Is the NFT bubble finally bursting? And, if it is, should the wider blockchain and crypto space be worried?
According to Cointelegraph, the world’s largest non-fungible token (NFT) marketplace, OpenSea, has seen volume plunge 99% in just three months, while NFT lending platform BendDAO is now in a fully-fledged debt crisis.
Illustrating the scale of the slump, according to DappRadar, on 28 August 2022, OpenSea processed just US$5M worth of NFT transactions – down from $405.75 million on 1 May the same year. The number of users on the site also registered dramatic drops in the same period.
The Unfolding BendDAO Disaster
The NFT crash is being driven, at least in part, by the unfolding BendDAO disaster. The platform allowed people to collatorise their NFTs to secure Ethereum loans of up to 40% of the NFTs floor price (the minimum market price an NFT).
However, due to the falling price of ETH (most NFTs are Ethereum-based), increasing numbers of borrowers are defaulting on their dollar-denominated loans, and the lenders are increasingly unable to recover the cost of the loans because of the falling NFT floor prices.
BendDAO is scrambling to improve liquidity, having just voted to move its NFT liquidation threshold from 95% to 70%, but it’s difficult to see how it will stem the crisis while the demand for NFTs is collapsing.
Is it Really a Bad Thing?
But, should we really be surprised, or even concerned at what’s happening with NFTs right now? Many would argue that this bubble was always going to burst, because it was being driven by shortsighted greed and manipulation, and that the entire NFT space will be much healthier if platforms like BendDAO disappear for good.
Even those who absolutely believe in the limitless potential of NFTs to enable a true Metaverse digital economy, where individuals have full ownership of digital assets, must have shook their heads as Bored Ape Yacht Club, CryptoPunks, and Pudgy Penguin NFTs changed hands for tens, and even hundreds of thousands of dollars!
Because, while NFTs definitely do have a place in the art industry, giving creators and collectors the opportunity to harness the potential of the digital ecosystem, and whilst they are absolutely key to enabling in-game digital economies, it’s hard to argue that the NFT craze of the past year has been driven by anything but greed and, some have said, money laundering.

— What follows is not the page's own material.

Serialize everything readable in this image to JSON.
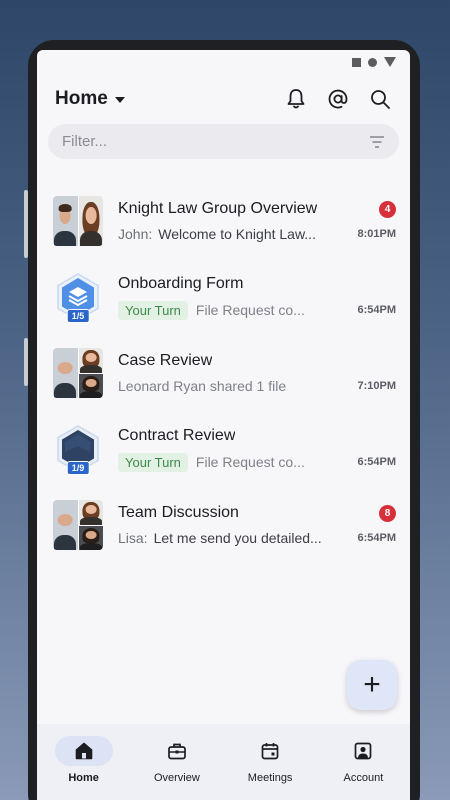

Maybe the bursting of the current NFT bubble is a good thing. In much the same way as the collapse of 3 Arrows Capital, Celsius, Voyager, and other centralised actors masquerading as decentralised platforms has actually removed the over-leveraged and irresponsible from the crypto space, maybe this crisis will actually result in a healthier, more sustainable NFT space?